A lot of moms wean their babies at one year. It’s a time recommended by many pediatricians. Babies no longer feed exclusively on their mother’s milk by this age, and are easily enjoying pureed foods. It’s also felt to be a safe time in most cases to introduce cow’s milk, as an allergic reaction is less likely as baby gets older.

Weaning at Two Years

Age two is another popular time, as the World Health Organization recommends at least two years of breastfeeding. The baby has become a toddler and can chew many foods.

Child Led Weaning

Child led weaning is my personal favorite. It’s more comfortable for mother and child, if the breastfeeding relationship has lasted this long. You rely on signals from your child to decide when to wean.

This age varies tremendously. My two oldest self weaned by 18 months. My youngest is firmly in favor of continuing the breastfeeding relationship, at age 20 months.

Child led weaning can lead to extended breastfeeding, with children aged 3, 4 and more before they want to wean. It takes some extra dedication to breastfeeding to let your child decide when it’s done. On the plus side, you get to enjoy the closeness of breastfeeding for as long as your child cares to continue it.

When breastfeeding works, it’s one of the most beautiful parts of the mother-child relationship. No one can get as close to a baby as a mother who is breastfeeding. Giving a bottle of expressed milk lets others participate, but it’s not the same as nursing a suckling child. It can be more than an obligation; it can be a delight.

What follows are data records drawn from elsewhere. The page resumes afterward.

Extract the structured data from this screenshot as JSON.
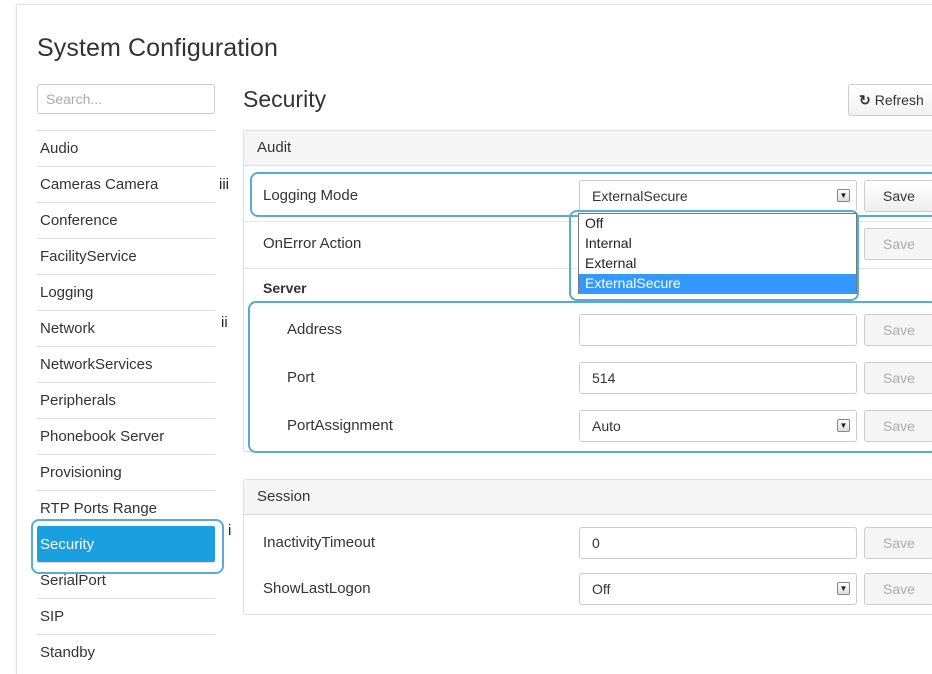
{
  "page": {
    "title": "System Configuration"
  },
  "search": {
    "placeholder": "Search..."
  },
  "sidebar": {
    "items": [
      {
        "label": "Audio"
      },
      {
        "label": "Cameras Camera"
      },
      {
        "label": "Conference"
      },
      {
        "label": "FacilityService"
      },
      {
        "label": "Logging"
      },
      {
        "label": "Network"
      },
      {
        "label": "NetworkServices"
      },
      {
        "label": "Peripherals"
      },
      {
        "label": "Phonebook Server"
      },
      {
        "label": "Provisioning"
      },
      {
        "label": "RTP Ports Range"
      },
      {
        "label": "Security",
        "active": true
      },
      {
        "label": "SerialPort"
      },
      {
        "label": "SIP"
      },
      {
        "label": "Standby"
      }
    ]
  },
  "main": {
    "title": "Security",
    "refresh_label": "Refresh",
    "refresh_icon": "refresh-icon"
  },
  "audit": {
    "heading": "Audit",
    "logging_mode": {
      "label": "Logging Mode",
      "value": "ExternalSecure",
      "save": "Save"
    },
    "onerror_action": {
      "label": "OnError Action",
      "save": "Save"
    },
    "dropdown_options": [
      "Off",
      "Internal",
      "External",
      "ExternalSecure"
    ],
    "dropdown_selected": "ExternalSecure",
    "server": {
      "heading": "Server",
      "address": {
        "label": "Address",
        "value": "",
        "save": "Save"
      },
      "port": {
        "label": "Port",
        "value": "514",
        "save": "Save"
      },
      "port_assignment": {
        "label": "PortAssignment",
        "value": "Auto",
        "save": "Save"
      }
    }
  },
  "session": {
    "heading": "Session",
    "inactivity_timeout": {
      "label": "InactivityTimeout",
      "value": "0",
      "save": "Save"
    },
    "show_last_logon": {
      "label": "ShowLastLogon",
      "value": "Off",
      "save": "Save"
    }
  },
  "annotations": {
    "i": "i",
    "ii": "ii",
    "iii": "iii"
  },
  "colors": {
    "accent": "#1a9fe0",
    "callout": "#5aaad8",
    "dropdown_highlight": "#3399ff"
  }
}
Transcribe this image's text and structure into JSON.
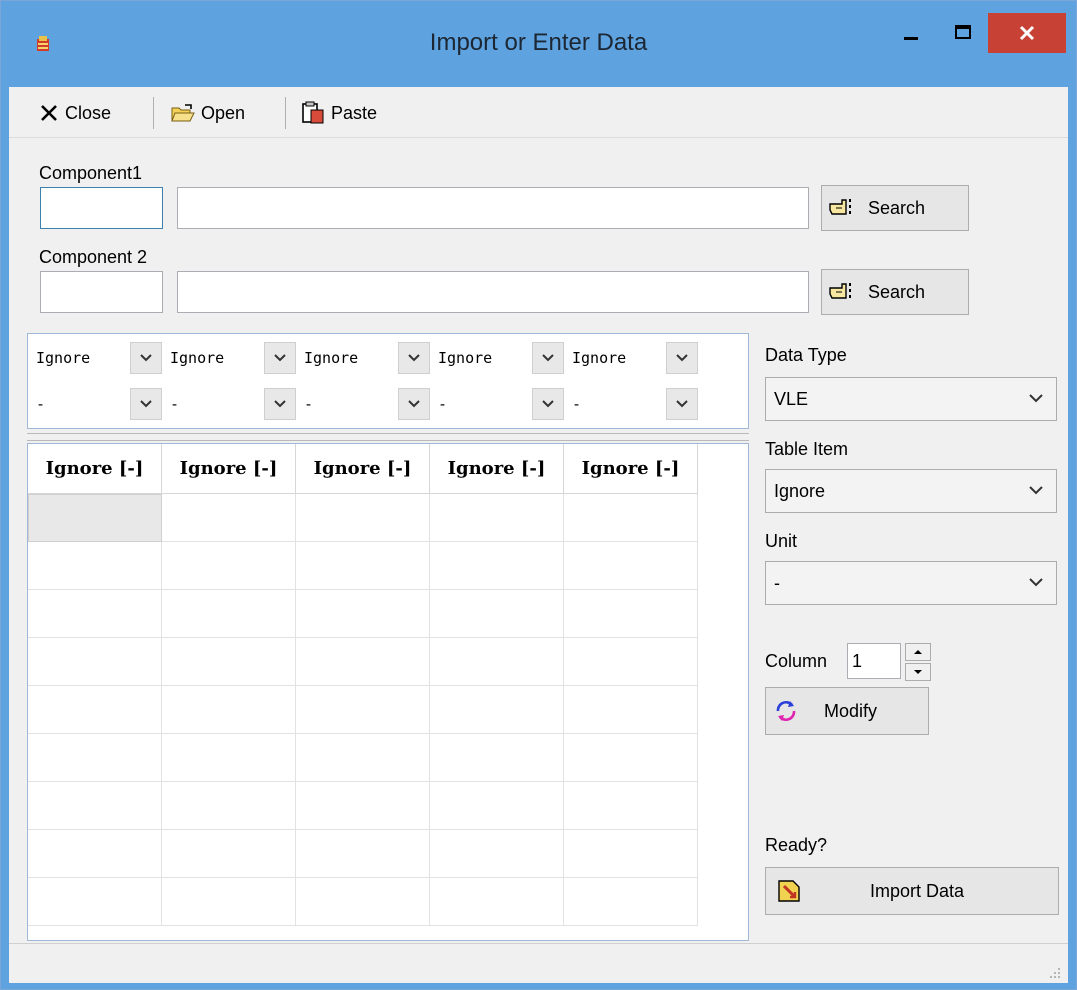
{
  "window": {
    "title": "Import or Enter Data"
  },
  "toolbar": {
    "close": "Close",
    "open": "Open",
    "paste": "Paste"
  },
  "component1": {
    "label": "Component1",
    "id_value": "",
    "name_value": "",
    "search": "Search"
  },
  "component2": {
    "label": "Component 2",
    "id_value": "",
    "name_value": "",
    "search": "Search"
  },
  "mapping": {
    "items": [
      "Ignore",
      "Ignore",
      "Ignore",
      "Ignore",
      "Ignore"
    ],
    "units": [
      "-",
      "-",
      "-",
      "-",
      "-"
    ]
  },
  "grid": {
    "headers": [
      "Ignore [-]",
      "Ignore [-]",
      "Ignore [-]",
      "Ignore [-]",
      "Ignore [-]"
    ]
  },
  "side": {
    "data_type_label": "Data Type",
    "data_type_value": "VLE",
    "table_item_label": "Table Item",
    "table_item_value": "Ignore",
    "unit_label": "Unit",
    "unit_value": "-",
    "column_label": "Column",
    "column_value": "1",
    "modify": "Modify",
    "ready_label": "Ready?",
    "import": "Import Data"
  },
  "colors": {
    "titlebar": "#5ea3e0",
    "close_button": "#c84135",
    "background": "#f0f0f0"
  },
  "icons": [
    "app-icon",
    "close-x-icon",
    "open-folder-icon",
    "paste-icon",
    "pointing-hand-icon",
    "refresh-icon",
    "import-icon",
    "chevron-down-icon",
    "resize-grip-icon"
  ]
}
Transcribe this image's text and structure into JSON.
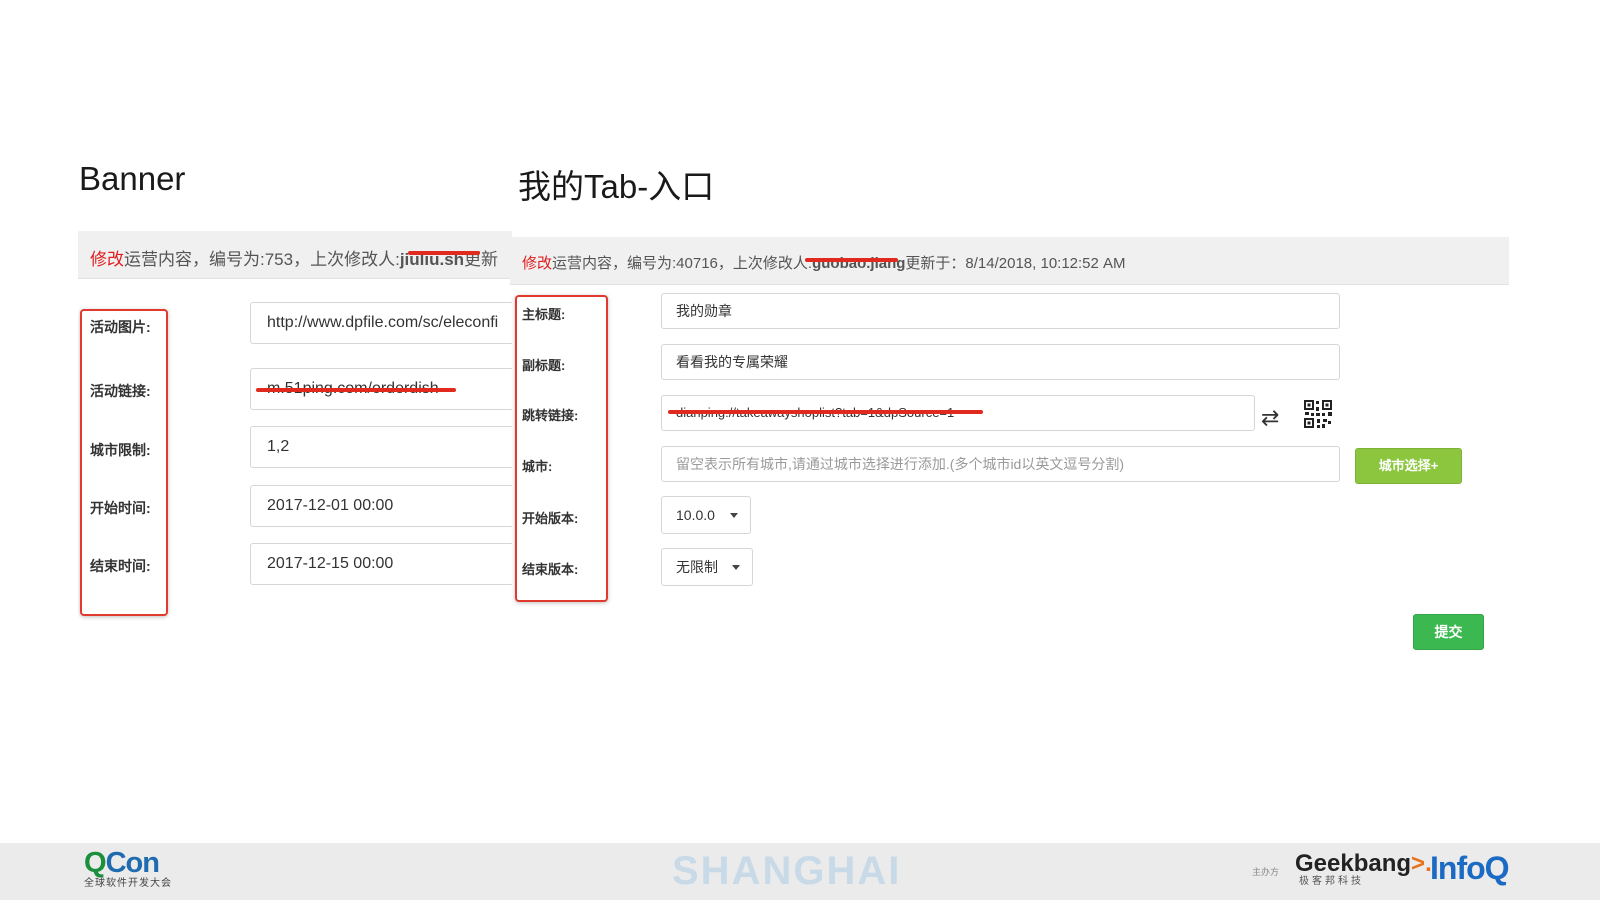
{
  "titles": {
    "left": "Banner",
    "right": "我的Tab-入口"
  },
  "left_panel": {
    "header": {
      "modify": "修改",
      "text": "运营内容，编号为:753，上次修改人:",
      "editor_redacted": "jiuliu.sh",
      "updated_prefix": "更新"
    },
    "fields": [
      {
        "label": "活动图片:",
        "value": "http://www.dpfile.com/sc/eleconfi"
      },
      {
        "label": "活动链接:",
        "value": "m.51ping.com/orderdish"
      },
      {
        "label": "城市限制:",
        "value": "1,2"
      },
      {
        "label": "开始时间:",
        "value": "2017-12-01 00:00"
      },
      {
        "label": "结束时间:",
        "value": "2017-12-15 00:00"
      }
    ]
  },
  "right_panel": {
    "header": {
      "modify": "修改",
      "text": "运营内容，编号为:40716，上次修改人:",
      "editor_redacted": "guobao.jiang",
      "updated": "更新于：8/14/2018, 10:12:52 AM"
    },
    "fields": {
      "main_title": {
        "label": "主标题:",
        "value": "我的勋章"
      },
      "sub_title": {
        "label": "副标题:",
        "value": "看看我的专属荣耀"
      },
      "link": {
        "label": "跳转链接:",
        "value": "dianping://takeawayshoplist?tab=1&dpSource=1"
      },
      "city": {
        "label": "城市:",
        "placeholder": "留空表示所有城市,请通过城市选择进行添加.(多个城市id以英文逗号分割)"
      },
      "start_version": {
        "label": "开始版本:",
        "value": "10.0.0"
      },
      "end_version": {
        "label": "结束版本:",
        "value": "无限制"
      }
    },
    "buttons": {
      "city_select": "城市选择+",
      "submit": "提交"
    },
    "icons": {
      "swap": "swap-icon",
      "qr": "qr-code-icon"
    }
  },
  "footer": {
    "qcon_q": "Q",
    "qcon_con": "Con",
    "qcon_sub": "全球软件开发大会",
    "city": "SHANGHAI",
    "organizer": "主办方",
    "geek_a": "Geekbang",
    "geek_arrow": ">.",
    "geek_sub": "极客邦科技",
    "infoq": "InfoQ"
  },
  "colors": {
    "modify_red": "#e01e1e",
    "highlight_box": "#e03a2e",
    "city_button": "#8cc63f",
    "submit_button": "#3bb84f",
    "qcon_green": "#1c8f3c",
    "qcon_blue": "#1f6bb0",
    "infoq_blue": "#1b6ac4"
  }
}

As for my current breastfeeding situation, I’m giving very gentle nudges toward weaning, mostly making other drinks more readily available. She’ll take the hint or not, it’s not a major matter of stress for me, although I’m ready to be done.